*Supplied entries:*

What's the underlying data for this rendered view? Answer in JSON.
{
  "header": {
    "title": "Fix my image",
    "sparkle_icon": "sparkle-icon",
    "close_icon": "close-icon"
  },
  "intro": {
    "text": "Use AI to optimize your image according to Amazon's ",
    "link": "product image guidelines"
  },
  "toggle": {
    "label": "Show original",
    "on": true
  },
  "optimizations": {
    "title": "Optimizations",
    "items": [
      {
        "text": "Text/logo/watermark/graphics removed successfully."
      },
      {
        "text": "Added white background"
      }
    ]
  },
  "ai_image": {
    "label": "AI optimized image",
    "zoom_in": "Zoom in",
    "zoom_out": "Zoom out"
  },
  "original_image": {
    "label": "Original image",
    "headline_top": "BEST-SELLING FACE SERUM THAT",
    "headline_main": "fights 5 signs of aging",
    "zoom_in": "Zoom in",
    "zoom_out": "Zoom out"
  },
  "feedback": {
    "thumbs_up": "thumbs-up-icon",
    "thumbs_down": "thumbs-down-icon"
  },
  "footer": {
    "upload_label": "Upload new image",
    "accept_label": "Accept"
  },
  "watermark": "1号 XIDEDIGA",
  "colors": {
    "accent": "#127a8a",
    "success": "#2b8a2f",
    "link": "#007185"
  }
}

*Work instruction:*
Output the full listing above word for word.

*Expected answer:*
What's the underlying data for this rendered view? Answer in JSON.
{
  "header": {
    "title": "Fix my image",
    "sparkle_icon": "sparkle-icon",
    "close_icon": "close-icon"
  },
  "intro": {
    "text": "Use AI to optimize your image according to Amazon's ",
    "link": "product image guidelines"
  },
  "toggle": {
    "label": "Show original",
    "on": true
  },
  "optimizations": {
    "title": "Optimizations",
    "items": [
      {
        "text": "Text/logo/watermark/graphics removed successfully."
      },
      {
        "text": "Added white background"
      }
    ]
  },
  "ai_image": {
    "label": "AI optimized image",
    "zoom_in": "Zoom in",
    "zoom_out": "Zoom out"
  },
  "original_image": {
    "label": "Original image",
    "headline_top": "BEST-SELLING FACE SERUM THAT",
    "headline_main": "fights 5 signs of aging",
    "zoom_in": "Zoom in",
    "zoom_out": "Zoom out"
  },
  "feedback": {
    "thumbs_up": "thumbs-up-icon",
    "thumbs_down": "thumbs-down-icon"
  },
  "footer": {
    "upload_label": "Upload new image",
    "accept_label": "Accept"
  },
  "watermark": "1号 XIDEDIGA",
  "colors": {
    "accent": "#127a8a",
    "success": "#2b8a2f",
    "link": "#007185"
  }
}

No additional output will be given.